The commonly seen difference was that the van Ophuijsen system uses ‘j’ for ‘c’ and ‘y’ sounds: ‘jari’ in Malaya was spelled ‘tjari’ in Indonesia, ‘nyawa’ was spelled ‘njawa’, etc. Oh, and ‘u’ sounds are written as ‘oe’. Like this:
Several improvements to the system happened after that, perhaps notably by a Malay scholar named Za’ba, who among other things identified the six vocal sounds used in Malay and set down several rules in transliterating Jawi words into Rumi, the Roman script.
Sometime in 1967, Malaysia and Indonesia got together and standardized their spelling systems, and since then, the spelling system for Malay words in Malaysia had been maintained by the Dewan Bahasa and Pustaka (DBP).
So with the Rumi script in place and more vocabulary added to the language over the years from various colonizers, Classical Malay turned into the modern Malay we know today.

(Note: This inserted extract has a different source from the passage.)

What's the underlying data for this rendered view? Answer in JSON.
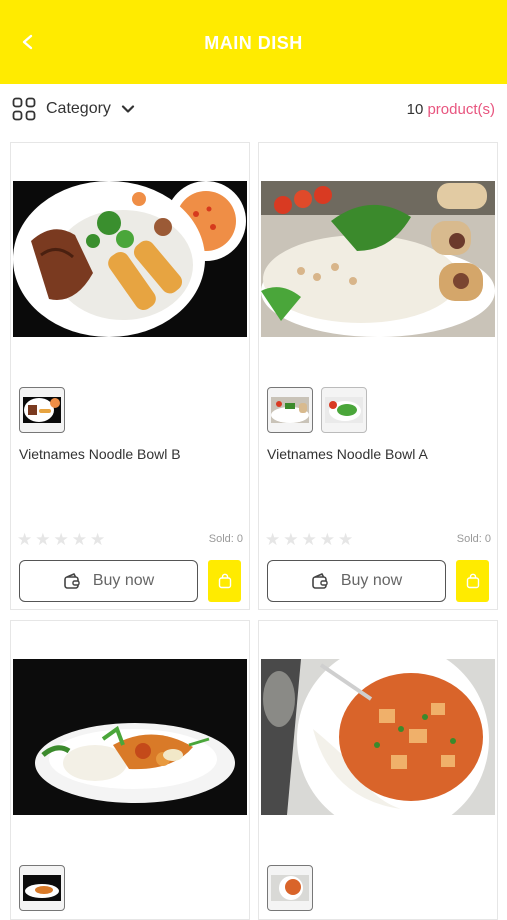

And unlike Kawi, Pallava and Rencong, which can barely be seen today, Jawi is still being used in modern day Malaysia. However…
Although it’s still being used, some fear that Jawi will soon be forgotten
Academically, there might still be value in learning the Jawi script. Jawi did make up a huge part of Malaya’s history, and in the 700 or so years when Jawi was the belle of the ball, thousands of historical documents were written in it. Even (perhaps) the most recognizable historical document we have, the Declaration of Independence, was written in Jawi. However, at least 4,000 of these historical documents are still waiting to be researched and/or transliterated into Rumi.
With the improvements in spelling Malay words in Rumi over the years, Jawi had not been neglected by Malay scholars, with more rules added for spelling with it to remove ambiguity. But although both systems are still being used today, Jawi is considerably less popular. Sometime in the 1960s the National Language Act 1963/67 was implemented, and it effectively established the Rumi system as the official writing system for Malay, although it’s not wrong if people want to use Jawi.
“The script of the national language shall be the Rumi script: provided that this shall not prohibit the use of the Malay script, more commonly known as the Jawi script, of the national language,” – Section 9 of the National Language Act.
Today, Jawi is still being taught in schools, most noticeably in the subject of Pendidikan Islam, where the official textbooks are written almost entirely in Jawi. However, there is a concern that Jawi is becoming less and less popular, particularly among the younger generation. It must be noted, however, that we are unable to find the exact statistics to back this statement. Regardless of that, to fix the perception, some state governments and NGOs have tried using the script more in banners and signboards, and by holding campaigns to rekindle the people’s interest in the script.
Regardless of how people may see Jawi, it can’t be denied that it is a significant part of Malaysia’s history, but whether or not it will still be relevant in Malaysia’s future… that’s not really something we can say for certain.